### [Problem]
Without any of the pictures, set down the data below exactly.

### [Provided data]
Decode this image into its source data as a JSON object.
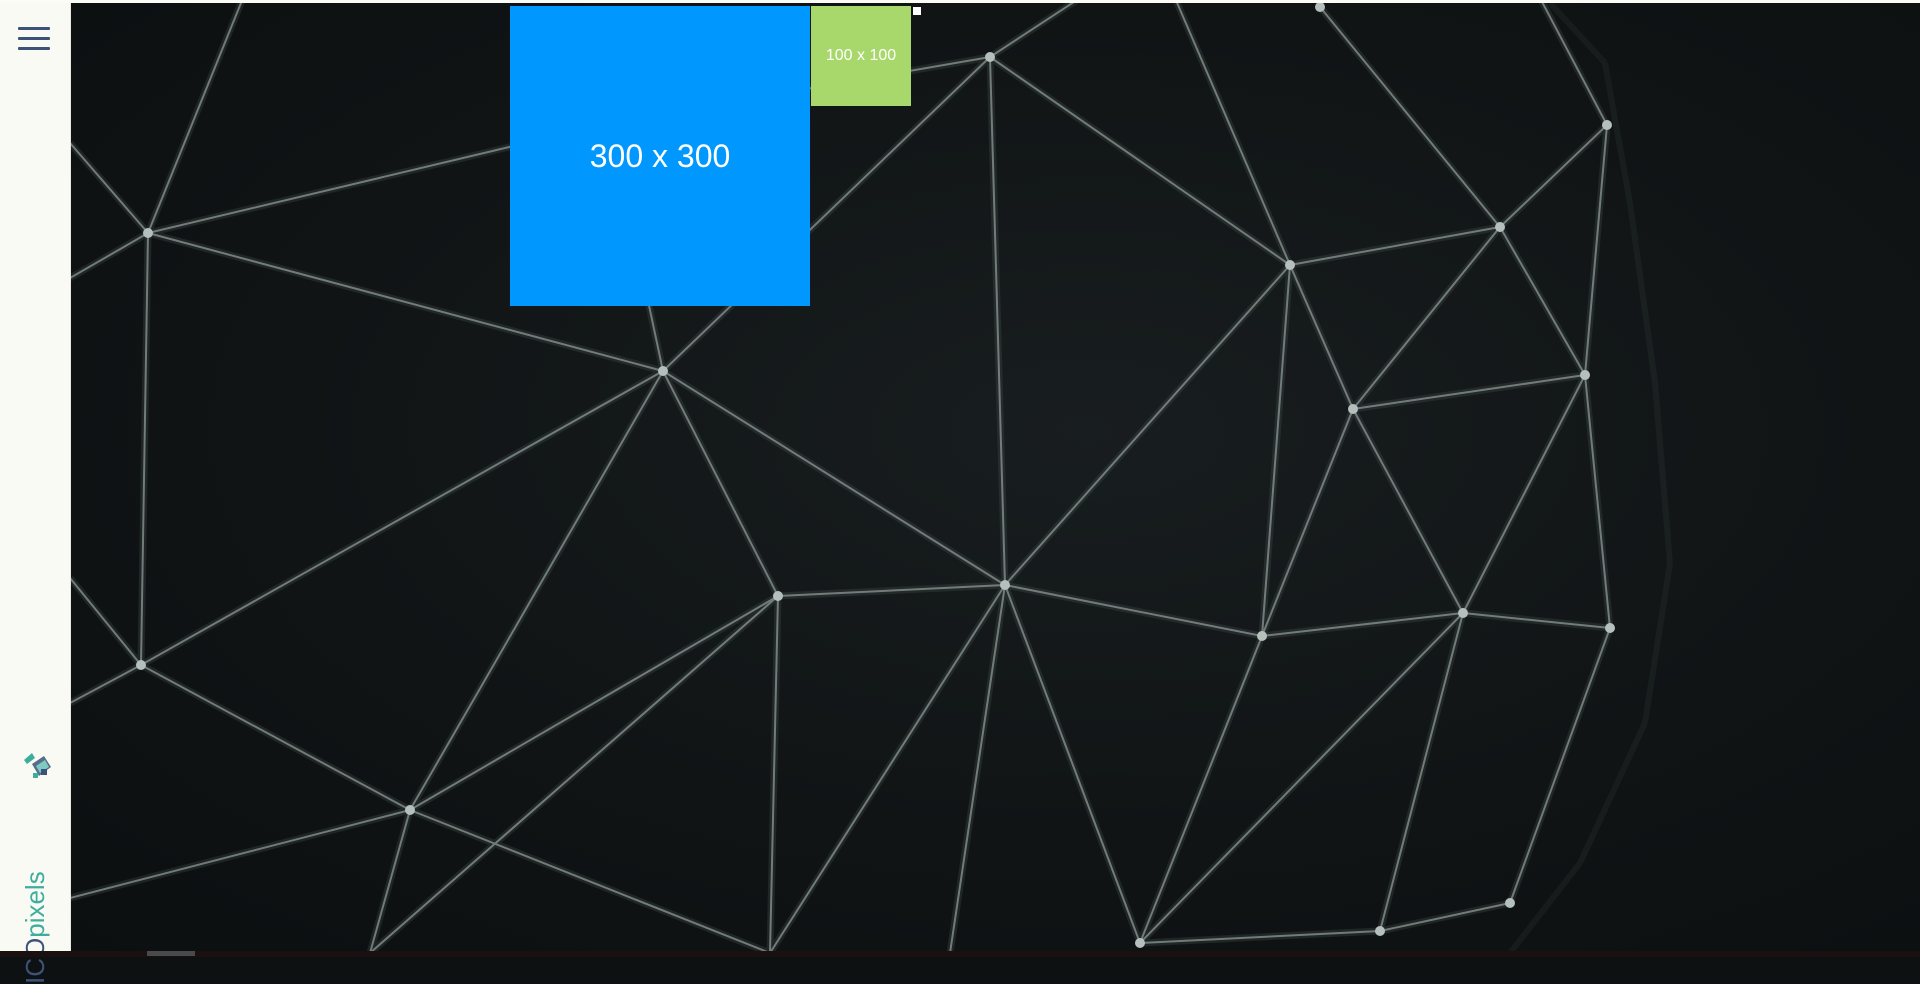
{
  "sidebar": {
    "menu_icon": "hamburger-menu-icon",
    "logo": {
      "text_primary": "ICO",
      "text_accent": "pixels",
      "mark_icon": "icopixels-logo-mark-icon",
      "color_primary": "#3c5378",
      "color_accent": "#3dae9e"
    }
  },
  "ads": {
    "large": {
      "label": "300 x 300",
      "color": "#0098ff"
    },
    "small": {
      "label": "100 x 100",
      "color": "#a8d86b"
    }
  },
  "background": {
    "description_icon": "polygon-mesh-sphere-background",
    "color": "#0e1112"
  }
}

### [Answer to the problem]
Decode this image into its source data as a JSON object.
{
  "sidebar": {
    "menu_icon": "hamburger-menu-icon",
    "logo": {
      "text_primary": "ICO",
      "text_accent": "pixels",
      "mark_icon": "icopixels-logo-mark-icon",
      "color_primary": "#3c5378",
      "color_accent": "#3dae9e"
    }
  },
  "ads": {
    "large": {
      "label": "300 x 300",
      "color": "#0098ff"
    },
    "small": {
      "label": "100 x 100",
      "color": "#a8d86b"
    }
  },
  "background": {
    "description_icon": "polygon-mesh-sphere-background",
    "color": "#0e1112"
  }
}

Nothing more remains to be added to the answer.